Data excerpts

- Opening Delimiter -

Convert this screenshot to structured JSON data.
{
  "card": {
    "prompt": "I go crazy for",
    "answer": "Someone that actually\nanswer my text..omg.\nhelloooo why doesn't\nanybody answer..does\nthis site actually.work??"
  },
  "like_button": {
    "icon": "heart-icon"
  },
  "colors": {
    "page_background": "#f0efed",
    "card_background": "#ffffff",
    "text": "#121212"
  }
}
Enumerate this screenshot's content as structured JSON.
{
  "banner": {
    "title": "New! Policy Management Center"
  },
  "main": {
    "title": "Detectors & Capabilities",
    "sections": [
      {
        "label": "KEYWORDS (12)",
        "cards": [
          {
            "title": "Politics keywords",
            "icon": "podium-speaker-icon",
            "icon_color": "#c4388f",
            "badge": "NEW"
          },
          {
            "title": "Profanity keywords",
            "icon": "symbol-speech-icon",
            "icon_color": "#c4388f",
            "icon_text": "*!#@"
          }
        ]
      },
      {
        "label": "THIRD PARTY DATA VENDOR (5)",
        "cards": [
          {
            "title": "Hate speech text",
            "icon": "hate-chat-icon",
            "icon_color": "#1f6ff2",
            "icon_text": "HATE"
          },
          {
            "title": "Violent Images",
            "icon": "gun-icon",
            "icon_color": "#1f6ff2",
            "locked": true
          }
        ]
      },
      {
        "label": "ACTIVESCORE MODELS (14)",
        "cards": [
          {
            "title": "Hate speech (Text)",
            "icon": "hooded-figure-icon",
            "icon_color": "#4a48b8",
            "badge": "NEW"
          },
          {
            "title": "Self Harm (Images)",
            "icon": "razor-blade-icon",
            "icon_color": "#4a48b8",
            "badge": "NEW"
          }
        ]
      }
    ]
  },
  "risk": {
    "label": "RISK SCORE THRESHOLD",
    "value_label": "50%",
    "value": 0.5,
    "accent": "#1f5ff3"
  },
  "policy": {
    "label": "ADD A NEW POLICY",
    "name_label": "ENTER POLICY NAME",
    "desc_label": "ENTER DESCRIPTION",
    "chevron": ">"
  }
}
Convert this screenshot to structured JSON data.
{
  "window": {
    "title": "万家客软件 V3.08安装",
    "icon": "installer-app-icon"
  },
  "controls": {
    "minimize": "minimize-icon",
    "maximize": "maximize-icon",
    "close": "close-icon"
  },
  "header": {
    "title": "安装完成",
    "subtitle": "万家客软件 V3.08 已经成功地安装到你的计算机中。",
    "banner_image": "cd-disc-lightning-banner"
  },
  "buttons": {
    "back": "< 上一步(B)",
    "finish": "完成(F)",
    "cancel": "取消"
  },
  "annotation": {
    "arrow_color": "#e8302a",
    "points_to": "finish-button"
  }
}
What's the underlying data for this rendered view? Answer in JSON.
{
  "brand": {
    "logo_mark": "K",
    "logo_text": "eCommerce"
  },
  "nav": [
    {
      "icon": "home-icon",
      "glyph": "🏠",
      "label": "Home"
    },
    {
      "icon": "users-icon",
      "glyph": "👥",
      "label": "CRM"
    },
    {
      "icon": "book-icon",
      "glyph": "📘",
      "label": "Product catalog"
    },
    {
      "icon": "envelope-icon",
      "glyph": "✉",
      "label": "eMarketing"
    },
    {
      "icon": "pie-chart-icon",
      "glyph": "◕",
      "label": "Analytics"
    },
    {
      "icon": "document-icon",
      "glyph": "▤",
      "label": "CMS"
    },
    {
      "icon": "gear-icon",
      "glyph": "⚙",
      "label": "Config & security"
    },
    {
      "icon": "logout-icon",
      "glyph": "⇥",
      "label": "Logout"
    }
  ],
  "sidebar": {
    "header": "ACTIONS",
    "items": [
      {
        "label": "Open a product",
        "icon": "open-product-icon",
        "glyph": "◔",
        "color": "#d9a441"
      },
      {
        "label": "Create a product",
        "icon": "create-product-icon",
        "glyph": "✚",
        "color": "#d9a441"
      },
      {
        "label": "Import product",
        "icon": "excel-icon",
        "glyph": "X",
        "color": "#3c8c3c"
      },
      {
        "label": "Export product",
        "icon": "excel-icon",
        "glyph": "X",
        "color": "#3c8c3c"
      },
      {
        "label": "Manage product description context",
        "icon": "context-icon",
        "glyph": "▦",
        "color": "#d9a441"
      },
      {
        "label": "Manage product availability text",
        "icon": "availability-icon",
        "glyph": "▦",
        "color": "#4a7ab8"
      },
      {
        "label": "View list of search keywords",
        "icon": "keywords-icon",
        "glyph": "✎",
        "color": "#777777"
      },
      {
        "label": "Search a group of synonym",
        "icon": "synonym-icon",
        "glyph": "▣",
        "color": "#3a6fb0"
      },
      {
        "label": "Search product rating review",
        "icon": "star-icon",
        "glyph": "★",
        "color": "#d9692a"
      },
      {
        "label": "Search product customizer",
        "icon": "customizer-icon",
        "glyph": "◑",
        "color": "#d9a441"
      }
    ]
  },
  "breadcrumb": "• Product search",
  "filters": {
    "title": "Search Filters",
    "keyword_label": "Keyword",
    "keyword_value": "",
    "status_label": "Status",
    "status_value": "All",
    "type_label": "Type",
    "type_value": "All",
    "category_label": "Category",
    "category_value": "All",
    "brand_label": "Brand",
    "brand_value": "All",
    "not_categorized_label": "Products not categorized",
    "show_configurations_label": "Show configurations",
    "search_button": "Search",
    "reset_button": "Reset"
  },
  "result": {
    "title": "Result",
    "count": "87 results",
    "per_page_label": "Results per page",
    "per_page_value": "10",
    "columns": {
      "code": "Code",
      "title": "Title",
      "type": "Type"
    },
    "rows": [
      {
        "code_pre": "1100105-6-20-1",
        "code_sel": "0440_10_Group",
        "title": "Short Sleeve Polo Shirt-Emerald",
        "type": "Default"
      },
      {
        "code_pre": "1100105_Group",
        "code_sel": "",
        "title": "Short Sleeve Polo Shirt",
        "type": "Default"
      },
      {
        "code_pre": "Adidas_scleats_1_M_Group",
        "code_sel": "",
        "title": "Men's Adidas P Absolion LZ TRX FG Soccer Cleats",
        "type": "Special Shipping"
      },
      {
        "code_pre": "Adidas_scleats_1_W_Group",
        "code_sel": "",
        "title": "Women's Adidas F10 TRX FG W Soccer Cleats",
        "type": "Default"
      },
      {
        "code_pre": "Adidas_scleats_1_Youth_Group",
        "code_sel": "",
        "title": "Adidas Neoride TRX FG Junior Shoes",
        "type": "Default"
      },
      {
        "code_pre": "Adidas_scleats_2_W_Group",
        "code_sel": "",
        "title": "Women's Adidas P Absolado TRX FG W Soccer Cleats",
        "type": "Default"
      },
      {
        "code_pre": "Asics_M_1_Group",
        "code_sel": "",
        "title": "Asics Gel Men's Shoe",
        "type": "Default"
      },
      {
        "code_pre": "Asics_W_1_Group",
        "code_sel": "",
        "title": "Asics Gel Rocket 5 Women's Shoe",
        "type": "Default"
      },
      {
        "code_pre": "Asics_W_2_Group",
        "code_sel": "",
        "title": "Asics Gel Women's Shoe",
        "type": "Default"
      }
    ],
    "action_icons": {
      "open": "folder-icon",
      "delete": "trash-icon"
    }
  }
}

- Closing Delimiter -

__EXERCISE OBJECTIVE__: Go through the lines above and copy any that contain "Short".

__ANSWER TO THIS EXERCISE__:
        "title": "Short Sleeve Polo Shirt-Emerald",
        "title": "Short Sleeve Polo Shirt",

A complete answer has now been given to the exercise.